If you attend conferences and seminars regularly, you may notice that many presentations seem hastily put together. Rather than the presentation telling a story, it seems to tell bits and pieces of stories… like a visual version of MadLibs. If only those presenters would have storyboarded their presentations first! A storyboard is a graphic representation of elements in sequence. Creative folks use storyboards to plan presentations, videos, comic books, and whenever they’ve a story to unfurl.
If you don’t use storyboards when creating your presentations or videos, I highly recommend that you start using them. As a visual storyteller here at MarketingProfs, I rely on storyboards to create our illustrated slides shows. Here are five reasons why you should consider using them, too.

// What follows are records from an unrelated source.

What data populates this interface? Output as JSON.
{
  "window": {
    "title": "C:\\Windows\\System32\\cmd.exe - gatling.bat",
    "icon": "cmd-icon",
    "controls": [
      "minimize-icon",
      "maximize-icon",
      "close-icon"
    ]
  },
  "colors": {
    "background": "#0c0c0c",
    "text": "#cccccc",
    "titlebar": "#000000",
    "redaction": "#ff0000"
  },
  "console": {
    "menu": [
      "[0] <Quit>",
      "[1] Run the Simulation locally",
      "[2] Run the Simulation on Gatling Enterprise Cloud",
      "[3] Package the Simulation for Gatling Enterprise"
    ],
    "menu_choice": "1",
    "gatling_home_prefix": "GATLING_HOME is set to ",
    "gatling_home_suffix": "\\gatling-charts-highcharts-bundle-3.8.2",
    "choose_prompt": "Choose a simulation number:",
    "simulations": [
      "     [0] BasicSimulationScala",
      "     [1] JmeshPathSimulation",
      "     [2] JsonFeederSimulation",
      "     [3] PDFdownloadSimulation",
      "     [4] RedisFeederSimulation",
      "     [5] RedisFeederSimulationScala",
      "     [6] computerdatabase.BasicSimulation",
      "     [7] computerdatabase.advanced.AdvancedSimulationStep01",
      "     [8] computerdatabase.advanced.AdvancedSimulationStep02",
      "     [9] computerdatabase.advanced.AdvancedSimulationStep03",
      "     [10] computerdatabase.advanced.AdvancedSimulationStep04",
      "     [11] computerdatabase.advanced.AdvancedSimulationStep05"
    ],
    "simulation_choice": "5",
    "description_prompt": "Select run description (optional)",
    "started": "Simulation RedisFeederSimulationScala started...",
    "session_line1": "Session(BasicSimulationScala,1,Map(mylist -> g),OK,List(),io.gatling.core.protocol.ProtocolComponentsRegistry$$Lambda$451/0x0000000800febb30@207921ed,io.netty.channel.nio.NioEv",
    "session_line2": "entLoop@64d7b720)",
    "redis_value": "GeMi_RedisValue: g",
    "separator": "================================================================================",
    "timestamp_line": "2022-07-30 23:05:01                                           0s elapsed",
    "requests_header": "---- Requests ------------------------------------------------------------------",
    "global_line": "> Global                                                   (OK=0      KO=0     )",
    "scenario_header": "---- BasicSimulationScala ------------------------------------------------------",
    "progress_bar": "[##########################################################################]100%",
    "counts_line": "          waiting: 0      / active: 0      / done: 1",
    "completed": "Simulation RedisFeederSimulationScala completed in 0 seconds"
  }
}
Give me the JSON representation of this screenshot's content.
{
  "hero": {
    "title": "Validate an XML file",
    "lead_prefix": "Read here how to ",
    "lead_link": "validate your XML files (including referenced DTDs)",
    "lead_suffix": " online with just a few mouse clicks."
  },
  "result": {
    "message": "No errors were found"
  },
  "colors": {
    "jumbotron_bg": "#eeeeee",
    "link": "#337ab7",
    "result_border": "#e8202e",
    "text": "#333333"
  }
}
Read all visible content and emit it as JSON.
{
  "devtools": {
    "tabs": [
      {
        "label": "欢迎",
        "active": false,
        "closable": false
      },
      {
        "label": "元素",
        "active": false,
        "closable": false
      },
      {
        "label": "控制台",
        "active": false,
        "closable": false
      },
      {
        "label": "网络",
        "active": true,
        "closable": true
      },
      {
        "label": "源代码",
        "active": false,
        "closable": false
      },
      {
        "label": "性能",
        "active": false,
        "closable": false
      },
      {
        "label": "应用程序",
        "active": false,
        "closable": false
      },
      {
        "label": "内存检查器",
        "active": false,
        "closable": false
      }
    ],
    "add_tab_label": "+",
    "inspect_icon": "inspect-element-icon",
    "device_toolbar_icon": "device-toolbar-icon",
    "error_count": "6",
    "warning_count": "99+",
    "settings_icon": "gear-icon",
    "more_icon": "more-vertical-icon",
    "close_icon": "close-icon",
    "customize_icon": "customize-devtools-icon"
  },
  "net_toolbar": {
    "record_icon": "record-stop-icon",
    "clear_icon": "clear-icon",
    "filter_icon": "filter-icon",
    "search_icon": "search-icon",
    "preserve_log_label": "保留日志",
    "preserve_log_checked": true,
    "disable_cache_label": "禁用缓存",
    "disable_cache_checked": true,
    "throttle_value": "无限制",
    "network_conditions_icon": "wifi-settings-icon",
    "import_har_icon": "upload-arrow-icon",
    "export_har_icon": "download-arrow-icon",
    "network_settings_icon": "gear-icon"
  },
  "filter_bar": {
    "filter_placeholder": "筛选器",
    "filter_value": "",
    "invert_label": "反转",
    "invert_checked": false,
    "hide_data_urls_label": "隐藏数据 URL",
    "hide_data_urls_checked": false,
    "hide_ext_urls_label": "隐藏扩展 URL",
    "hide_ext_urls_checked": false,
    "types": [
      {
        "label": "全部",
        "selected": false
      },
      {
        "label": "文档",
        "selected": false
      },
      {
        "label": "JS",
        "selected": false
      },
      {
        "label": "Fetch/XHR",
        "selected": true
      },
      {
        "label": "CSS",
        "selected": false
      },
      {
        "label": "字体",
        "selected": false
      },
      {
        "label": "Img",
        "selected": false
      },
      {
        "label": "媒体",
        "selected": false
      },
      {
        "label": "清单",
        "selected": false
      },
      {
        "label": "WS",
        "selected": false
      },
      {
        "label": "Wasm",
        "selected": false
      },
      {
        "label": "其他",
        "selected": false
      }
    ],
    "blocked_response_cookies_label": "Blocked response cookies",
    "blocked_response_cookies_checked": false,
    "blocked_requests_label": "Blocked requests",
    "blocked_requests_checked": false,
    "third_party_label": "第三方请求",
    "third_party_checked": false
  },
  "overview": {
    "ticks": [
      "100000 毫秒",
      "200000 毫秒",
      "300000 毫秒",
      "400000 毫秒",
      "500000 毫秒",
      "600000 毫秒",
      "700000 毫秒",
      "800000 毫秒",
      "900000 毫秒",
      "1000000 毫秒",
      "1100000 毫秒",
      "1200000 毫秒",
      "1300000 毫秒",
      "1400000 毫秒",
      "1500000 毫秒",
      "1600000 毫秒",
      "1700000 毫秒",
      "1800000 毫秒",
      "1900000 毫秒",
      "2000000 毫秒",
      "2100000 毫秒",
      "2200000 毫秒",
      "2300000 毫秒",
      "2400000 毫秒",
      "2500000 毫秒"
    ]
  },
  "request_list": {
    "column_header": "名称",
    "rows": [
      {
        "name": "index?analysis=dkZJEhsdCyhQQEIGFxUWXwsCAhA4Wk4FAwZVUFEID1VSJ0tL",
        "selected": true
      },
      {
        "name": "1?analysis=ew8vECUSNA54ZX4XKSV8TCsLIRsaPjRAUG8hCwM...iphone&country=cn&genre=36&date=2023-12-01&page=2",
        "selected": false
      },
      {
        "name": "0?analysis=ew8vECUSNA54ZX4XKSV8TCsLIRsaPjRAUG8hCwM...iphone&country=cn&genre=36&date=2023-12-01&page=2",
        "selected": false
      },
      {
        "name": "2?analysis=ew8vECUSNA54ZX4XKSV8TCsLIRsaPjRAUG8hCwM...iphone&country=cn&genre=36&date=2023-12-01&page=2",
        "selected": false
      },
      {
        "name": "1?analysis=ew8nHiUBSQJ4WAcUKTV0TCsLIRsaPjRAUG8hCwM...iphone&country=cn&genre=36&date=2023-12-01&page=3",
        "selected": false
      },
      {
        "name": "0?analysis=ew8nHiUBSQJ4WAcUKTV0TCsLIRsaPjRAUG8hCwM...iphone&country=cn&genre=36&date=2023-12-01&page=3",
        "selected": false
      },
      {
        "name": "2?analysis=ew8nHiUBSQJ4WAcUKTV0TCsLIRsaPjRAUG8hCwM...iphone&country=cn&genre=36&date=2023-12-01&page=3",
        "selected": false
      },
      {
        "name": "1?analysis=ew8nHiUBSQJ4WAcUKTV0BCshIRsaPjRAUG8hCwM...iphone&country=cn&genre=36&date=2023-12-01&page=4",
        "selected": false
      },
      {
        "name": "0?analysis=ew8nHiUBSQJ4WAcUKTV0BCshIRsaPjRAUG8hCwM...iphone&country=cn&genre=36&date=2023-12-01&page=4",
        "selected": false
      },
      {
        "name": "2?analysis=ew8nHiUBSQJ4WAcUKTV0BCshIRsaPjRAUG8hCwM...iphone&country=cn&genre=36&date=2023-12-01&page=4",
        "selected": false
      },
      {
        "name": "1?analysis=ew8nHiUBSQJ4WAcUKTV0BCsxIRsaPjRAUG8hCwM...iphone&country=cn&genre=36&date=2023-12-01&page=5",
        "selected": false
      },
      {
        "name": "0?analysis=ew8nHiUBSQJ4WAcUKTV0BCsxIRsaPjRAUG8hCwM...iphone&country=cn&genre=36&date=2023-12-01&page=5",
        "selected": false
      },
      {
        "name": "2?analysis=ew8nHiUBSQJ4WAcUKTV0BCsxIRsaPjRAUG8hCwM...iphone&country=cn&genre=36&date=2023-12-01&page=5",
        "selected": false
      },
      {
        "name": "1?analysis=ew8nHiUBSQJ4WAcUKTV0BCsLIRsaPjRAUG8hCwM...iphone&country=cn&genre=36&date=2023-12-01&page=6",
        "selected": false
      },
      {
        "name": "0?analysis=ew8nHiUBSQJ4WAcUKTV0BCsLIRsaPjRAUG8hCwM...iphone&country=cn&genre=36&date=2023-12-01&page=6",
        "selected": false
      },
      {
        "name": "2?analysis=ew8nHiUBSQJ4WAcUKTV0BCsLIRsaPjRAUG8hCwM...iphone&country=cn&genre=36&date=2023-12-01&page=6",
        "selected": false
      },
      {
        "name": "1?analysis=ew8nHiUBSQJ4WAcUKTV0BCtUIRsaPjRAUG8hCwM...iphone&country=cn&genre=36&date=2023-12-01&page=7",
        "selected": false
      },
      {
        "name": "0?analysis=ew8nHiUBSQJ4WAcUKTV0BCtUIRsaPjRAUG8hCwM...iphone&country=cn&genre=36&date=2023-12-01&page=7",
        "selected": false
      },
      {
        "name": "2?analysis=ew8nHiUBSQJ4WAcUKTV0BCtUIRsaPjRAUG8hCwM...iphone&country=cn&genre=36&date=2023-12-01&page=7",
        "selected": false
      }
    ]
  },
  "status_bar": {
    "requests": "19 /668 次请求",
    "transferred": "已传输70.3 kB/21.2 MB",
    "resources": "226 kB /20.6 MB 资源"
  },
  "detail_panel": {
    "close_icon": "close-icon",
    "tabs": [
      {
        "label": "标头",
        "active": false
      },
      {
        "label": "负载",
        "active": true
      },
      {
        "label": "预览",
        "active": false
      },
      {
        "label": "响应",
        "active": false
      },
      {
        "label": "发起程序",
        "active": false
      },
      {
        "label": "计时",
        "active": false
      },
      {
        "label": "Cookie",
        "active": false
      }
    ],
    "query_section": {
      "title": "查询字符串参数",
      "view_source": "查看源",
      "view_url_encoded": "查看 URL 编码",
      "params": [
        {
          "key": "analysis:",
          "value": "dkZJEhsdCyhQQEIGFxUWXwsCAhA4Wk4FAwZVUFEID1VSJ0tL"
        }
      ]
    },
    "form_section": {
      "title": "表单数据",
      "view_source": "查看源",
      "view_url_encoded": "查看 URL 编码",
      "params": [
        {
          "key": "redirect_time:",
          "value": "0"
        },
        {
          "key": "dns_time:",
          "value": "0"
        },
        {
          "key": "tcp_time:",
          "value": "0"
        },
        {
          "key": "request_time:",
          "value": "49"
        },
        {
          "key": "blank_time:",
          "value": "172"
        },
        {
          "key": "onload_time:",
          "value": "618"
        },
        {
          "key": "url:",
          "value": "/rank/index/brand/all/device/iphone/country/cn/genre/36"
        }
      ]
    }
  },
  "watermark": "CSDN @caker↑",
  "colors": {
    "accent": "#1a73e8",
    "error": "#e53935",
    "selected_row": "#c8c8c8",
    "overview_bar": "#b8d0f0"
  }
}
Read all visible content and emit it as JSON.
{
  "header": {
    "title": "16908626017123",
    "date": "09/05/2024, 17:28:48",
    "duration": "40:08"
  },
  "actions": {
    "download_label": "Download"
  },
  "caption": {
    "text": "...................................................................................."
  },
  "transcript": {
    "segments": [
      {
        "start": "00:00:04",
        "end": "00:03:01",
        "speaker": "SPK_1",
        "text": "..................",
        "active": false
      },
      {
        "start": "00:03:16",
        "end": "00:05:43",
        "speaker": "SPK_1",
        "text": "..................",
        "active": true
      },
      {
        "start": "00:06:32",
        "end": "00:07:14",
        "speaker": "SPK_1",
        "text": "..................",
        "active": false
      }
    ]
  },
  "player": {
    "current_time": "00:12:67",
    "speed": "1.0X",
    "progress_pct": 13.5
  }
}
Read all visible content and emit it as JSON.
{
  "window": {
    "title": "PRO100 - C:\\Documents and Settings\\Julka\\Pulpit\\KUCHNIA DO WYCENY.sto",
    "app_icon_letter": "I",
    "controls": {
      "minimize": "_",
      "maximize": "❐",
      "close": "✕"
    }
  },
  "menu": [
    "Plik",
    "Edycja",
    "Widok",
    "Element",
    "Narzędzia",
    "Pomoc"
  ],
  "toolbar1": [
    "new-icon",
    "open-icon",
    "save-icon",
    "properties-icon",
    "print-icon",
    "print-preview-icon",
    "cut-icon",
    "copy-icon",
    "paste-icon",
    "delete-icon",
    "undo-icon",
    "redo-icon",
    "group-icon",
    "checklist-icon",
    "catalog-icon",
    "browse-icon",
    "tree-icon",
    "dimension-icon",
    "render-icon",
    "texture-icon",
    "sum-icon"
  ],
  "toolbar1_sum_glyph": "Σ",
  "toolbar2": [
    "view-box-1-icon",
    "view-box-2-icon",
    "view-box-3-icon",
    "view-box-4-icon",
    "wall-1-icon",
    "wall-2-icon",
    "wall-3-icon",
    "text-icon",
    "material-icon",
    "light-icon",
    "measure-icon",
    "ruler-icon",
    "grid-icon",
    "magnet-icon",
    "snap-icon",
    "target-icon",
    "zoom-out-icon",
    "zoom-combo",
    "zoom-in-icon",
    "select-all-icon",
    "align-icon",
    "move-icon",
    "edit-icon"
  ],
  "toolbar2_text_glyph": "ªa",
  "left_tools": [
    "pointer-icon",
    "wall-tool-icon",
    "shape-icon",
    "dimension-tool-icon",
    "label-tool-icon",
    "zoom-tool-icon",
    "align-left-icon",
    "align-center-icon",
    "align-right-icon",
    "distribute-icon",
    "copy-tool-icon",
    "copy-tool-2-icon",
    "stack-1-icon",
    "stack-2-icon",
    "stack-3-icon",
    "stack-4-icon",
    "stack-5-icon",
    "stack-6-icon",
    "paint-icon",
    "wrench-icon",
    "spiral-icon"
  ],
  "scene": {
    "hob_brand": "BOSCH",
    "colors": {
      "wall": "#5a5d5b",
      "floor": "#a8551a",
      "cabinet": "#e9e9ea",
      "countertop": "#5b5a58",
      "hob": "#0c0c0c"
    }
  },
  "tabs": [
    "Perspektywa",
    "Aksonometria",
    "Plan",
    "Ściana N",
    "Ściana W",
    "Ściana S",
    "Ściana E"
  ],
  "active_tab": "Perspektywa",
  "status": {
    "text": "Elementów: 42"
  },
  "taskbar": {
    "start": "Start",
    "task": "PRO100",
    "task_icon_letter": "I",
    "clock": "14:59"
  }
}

1. A storyboard creates a path amid the creative mayhem.
A storyboard works like a track on an amusement park ride. You still get all the excitement of a ride, with its surprises and quick jolts and great heights and plunging lows, but you don’t crash or end up flung somewhere else. You remain focused on your story from beginning to end.
In creating a storyboard, you are putting down the track for what you hope will be a captivating ride for your listeners or viewers. You get to plot out the little twists and turns along the way and figure out where you are planning to take your audience.
2. A storyboard reveals potential problems or challenges.
Halfway through putting down the track for your story, you might discover a few problems with it. Maybe you realize that the fabulous anecdote that you wanted to share no longer fits into your overall story. Or you find out that you only have seven strong points in your talk—instead of the twelve that you had promised to deliver.
Those discoveries are good. In fact, they’re wonderful—for they are why you created the storyboard in the first place. You’ve worked out what problem areas to avoid, what things to look out for, etc. Now you can fix those points along your story. And fixing a small-scale storyboard is far easier than fixing a huge presentation that you thought was ready to go.
When I first storyboarded the presentation Eight Misconceptions About a Remote Workforce, I realized that the tongue-in-cheek text I had written wouldn’t work for the purpose of the slide show. So, I had to scrap my draft and start over. Also, I had planned for 12 important misconceptions to write about—but not all the misconceptions would work in terms of imagery nor, to be honest, was every point strong enough for the presentation.
Fortunately, I learned those facts in storyboarding, where the only waste was one sheet of paper and an hour… as opposed to having done 12 slides, then drawn, written, scanned, and prepped them, and made the same conclusion. So, I just reworked my storyboard, which proved to be better focused and more visually appealing. The final slide show came from that second storyboard.
3. A storyboard saves you time.
A storyboard might sound like a waste of time, but it actually saves you time in the long run. Rather than spend three hours staring at your computer, wondering how to visually represent your story, you’ve already spent an hour storyboarding it—so when you need to map out the images, they are already prepped for you.
4. You can adapt a storyboard to suit your style of planning.
You can make your storyboard as rigid or loose as you want. Some folks like to use downloadable storyboards (just Google it and you’ll find tons of free storyboard templates) and carefully draw or write in each square. Some folks head out to their local art supply story and grab storyboard paper from the comics section. Others are more of a “Grab a piece of paper, draw some crazy squares all over it, and then sketch something out.”
Storyboards are your look behind the scenes, so enjoy the freedom of no one else looking at them. Be as minimalist or detailed as you want. Write tons of text or scrawl the words in a different app or piece of paper. The most important part of a storyboard isn’t whether the piece looks professional—it’s whether your storyboard works for you.
5. Storyboards can help you track your progress.
For folks who like to check off items on their To-Do List (on paper even!), a storyboard can create a visual checklist of sorts. As you work through each point made in your storyboard, you feel a sense of being that much closer to your goal of having a fantastic finished piece of content.
So, do you storyboard for presentations, videos, talks, etc.? What tips would you share with someone getting started in storyboarding?